Because HNPK is a recessive disorder, a dog must have two copies of the mutation in order for the disease to manifest. This means that a dog can have one copy of the mutation and not experience any signs or symptoms of HNPK; this dog would be known as a carrier. The carrier can then pass on either the normal gene or the mutated gene to any offspring. If two carriers are bred, there is a 25% chance of haveing a dog that recieves two mutated copies of the gene and would be affected by HNPK.




PKD - Pyruvate Kinase Deficiency is a disorder that affects red blood cells. Dogs suffering from pyruvate kinase deficiency have a mutated form of pyruvate kinase, an important enzyme in cellular metabolism. This defect causes the red blood cells to die, leading to severe hemolytic anemia. Because red blood cells deliver oxygen to tissues around the body, it is important that dogs are able to maintain an adequate supply of red blood cells, and dogs suffering from PK deficiency typically are chronically anemic.


Symptoms of PKD usually begin to show between four months to one year. The symptoms can include weakness, lack of energy, rapid heart rate, heart murmurs, pale gums, and stunted growth. As the disease progresses, bones and the liver can be affected, and the disease is ultimately fatal. Dogs with PKD commonly die before 4 years of age. However, longevity is affected by the breed of dog, with some breeds able to survive longer than others. While there is currently no cure for PKD, it is possible for affected dogs to have a reasonable quality of life with palliative care.


Pyruvate Kinase Deficiency (PKD) is an autosomal recessive trait which means both parents of an affected (homozygous) dog must be carriers (heterozygous) for the disorder. Heterozygous dogs are usually asymptomatic, and it may be difficult to detect clinical signs of the condition in inactive homozygous dogs. It is therefore useful to test for the presence of the mutation before breeding.



PRA-prcd - Progressive Retinal Atrophy
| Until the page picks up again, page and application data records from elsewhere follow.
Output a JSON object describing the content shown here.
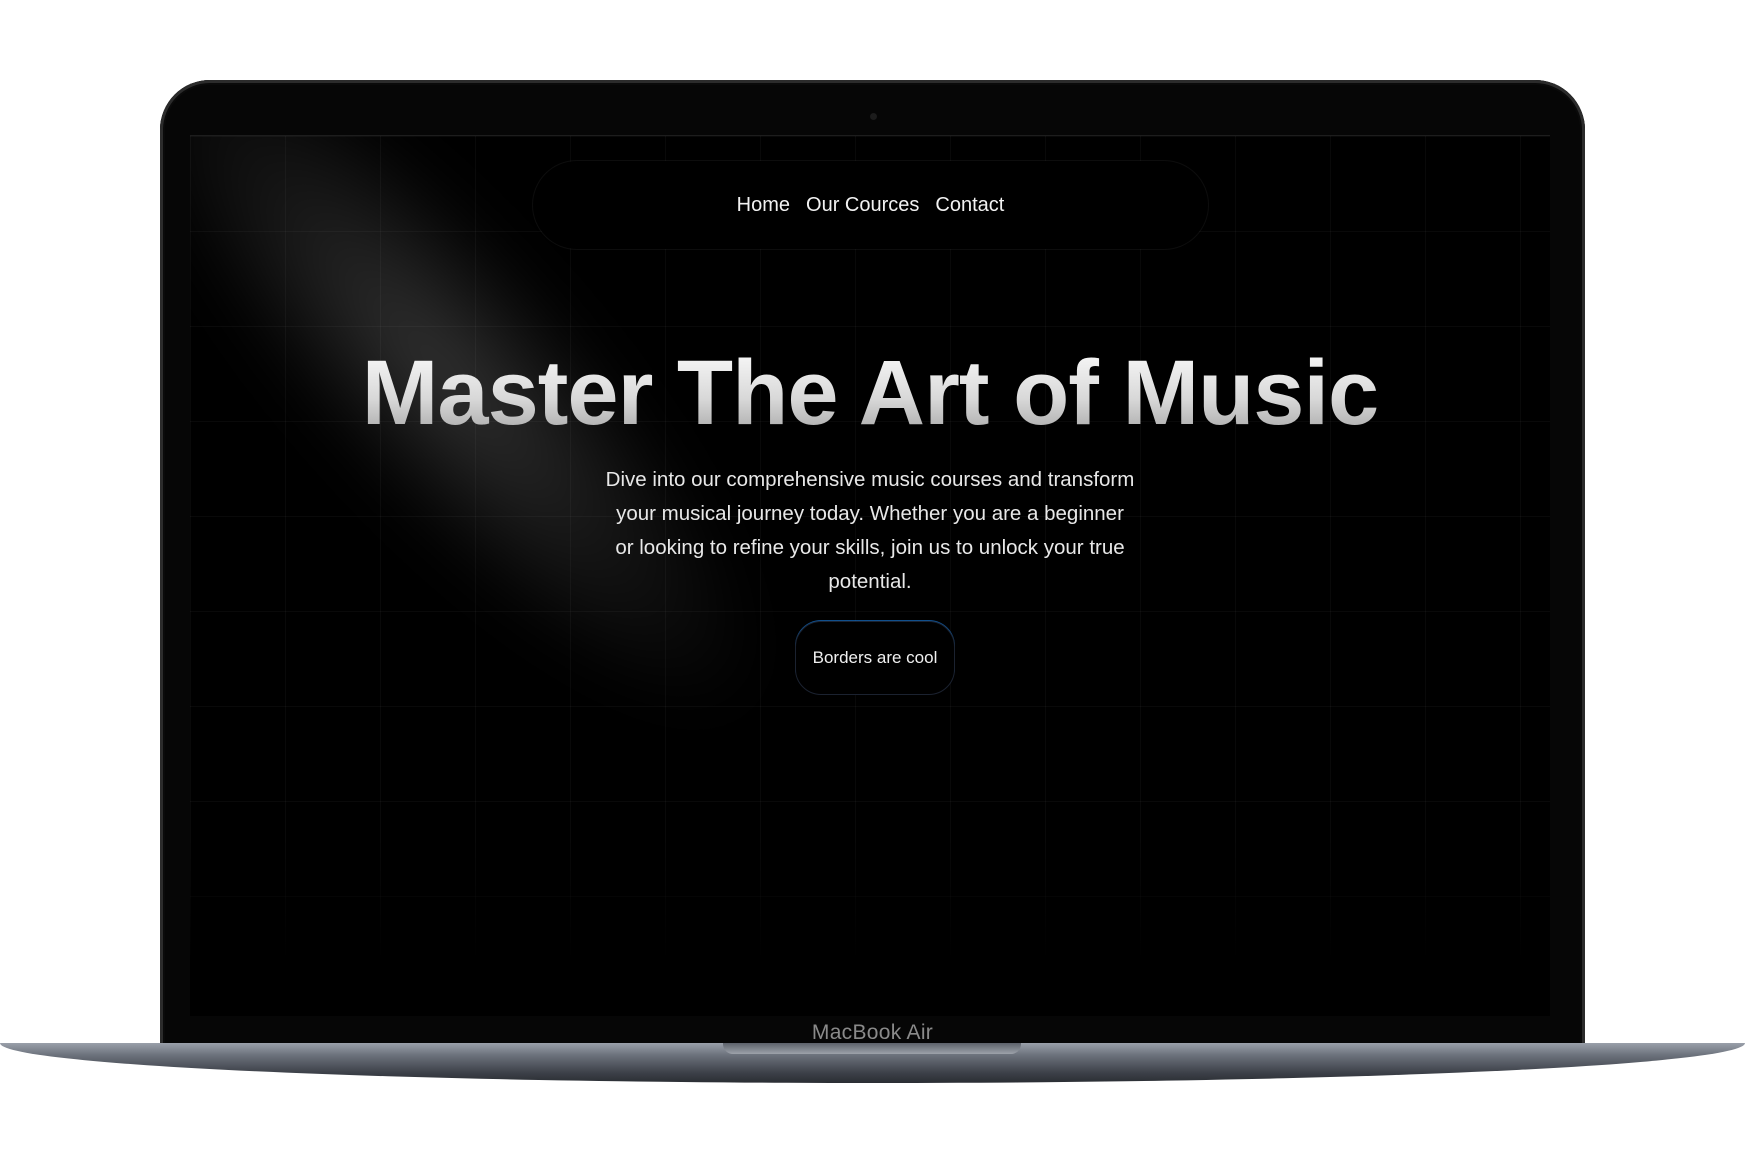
{
  "nav": {
    "links": [
      "Home",
      "Our Cources",
      "Contact"
    ]
  },
  "hero": {
    "title": "Master The Art of Music",
    "description": "Dive into our comprehensive music courses and transform your musical journey today. Whether you are a beginner or looking to refine your skills, join us to unlock your true potential.",
    "cta_label": "Borders are cool"
  },
  "device": {
    "label": "MacBook Air"
  },
  "colors": {
    "background": "#000000",
    "text": "#f2f2f2",
    "button_border_accent": "#1e90ff"
  }
}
Progressive Rod-cone degeneration, or PRA-prcd, is a form of Progressive retinal Atrophy (PRA) in which the cells in the retina of a dog degenerate and die. PRA is the dog equivalent of retinitis pigmentosa in humans. Most affected dogs will not show signs of vision loss until 3-5 years of age. Complete blindness can occur in older dogs. Progressive Rod-Cone Degeneration is a form of PRA known to affect over 40 different breeds.

 

The retina is a membrane located in the back of the eye that contains two types of cells known as photoreceptors. These cells take light coming into the eyes and relay it back to the brain as electrical impulses. These impulses are interpreted by the brain as vision. In dogs suffering from PRA-prcd, the photoreceptors begin to degenerate, causing an inability to interpret changes in light resulting in loss of vision. Rod cells, which are normally function in low-light, begin to degenerate first, leading to night-blindness. The cone cells, which normally function in bright-light or daytime conditions, will deteriorate next. This often leads to complete blindness over time.

 

PRA-prcd is inherited as an autosomal recessive disorder. A dog must have two copies of the mutated gene to be affected by PRA. A dog can have one copy of the mutation and not experience any symptoms of the disease. Dogs with one copy of the mutation are known as carriers, meaning that they can pass on the mutation to potential offspring. If they breed with another carrier, there is a 25% chance that the offspring can inherit one copy of the mutated gene from each parent, and be affected by the disease.